AD says Notre Dame's partnership with ACC a result of 'unusual circumstances'

ACC sets 11-game schedule that includes Notre Dame (2:06)

Heather Dinich breaks down the ACC's decision to play an 11-game season and explains the impact of Notre Dame being included in the league's schedule. (2:06)

Notre Dame athletic director Jack Swarbrick said the program's partnership with the ACC for the 2020 football season was the result of "unusual circumstances unrelated to Notre Dame's long-term assessment of independence."

The ACC board of directors on Wednesday approved a plan in which all conference schools and Notre Dame will play 10 league games plus one nonconference game of their choosing -- only if public health guidance allows -- and the Fighting Irish will be eligible for the ACC championship game.
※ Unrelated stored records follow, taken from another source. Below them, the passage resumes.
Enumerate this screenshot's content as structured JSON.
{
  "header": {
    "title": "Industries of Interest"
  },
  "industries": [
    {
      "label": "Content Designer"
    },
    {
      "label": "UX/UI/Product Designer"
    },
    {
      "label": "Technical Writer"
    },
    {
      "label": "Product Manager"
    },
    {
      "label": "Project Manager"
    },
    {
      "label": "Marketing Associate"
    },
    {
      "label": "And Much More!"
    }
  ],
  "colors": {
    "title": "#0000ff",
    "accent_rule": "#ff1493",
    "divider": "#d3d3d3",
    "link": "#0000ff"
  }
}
There won't be any divisions in the ACC for this season only.

Although the Irish have clung famously to their independence, Swarbrick said this decision wasn't difficult because it made the most sense. As part of its contractual agreement with the ACC, Notre Dame had already had six games scheduled with the conference, including Clemson. The Irish added Florida State, Boston College, Pittsburgh and North Carolina.

"This is just an unprecedented and extraordinary year, and you recognize that going in," Swarbrick told ESPN on Thursday morning. "Could we have constructed a schedule without this? Yes, but given the uncertainties that everybody faces, you couldn't exactly be sure what you have. There was a greater level of control and certainty if we could do this with the ACC than if we had just constructed the schedule ourselves."

Currently, Notre Dame has nonconference games schedule against Arkansas, Navy and Western Michigan. Only the Navy game is on the road, tentatively scheduled for Sept. 5 after having been moved from Ireland.

Notre Dame is still evaluating its non-ACC opponents and is expected to announce a complete schedule in the near future. As conferences across the country have continually tried to figure out their next move amid the coronavirus pandemic, Swarbrick said he and ACC commissioner John Swofford had been discussing possible scenarios "over a series of weeks" and described it as "an evolving conversation."

"In the historical context, it is a big deal," he said. "It also reflects the great opportunity that our working relationship with the ACC presented under these circumstances. Very appreciative of commissioner Swofford and my colleagues for giving us this opportunity in the historical context it is. It is very significant."

Swarbrick said he still recognizes that the fate of the season depends on the pandemic and how it's impacted by the addition of the general student body to campus.

"I faithfully look at the national data every morning, and while there remain very significant hot spots, the trend lines have definitely improved," he said. "The problem is that we are attempting to navigate something no other sports teams are, and that's the return to campus and campus life. That's fundamentally different. We're going to be joined next week by 10,000 other students. Conscientious students are going to do everything they can to keep the university safe and themselves safe, but it's a different dynamic when you're in a residential environment like that."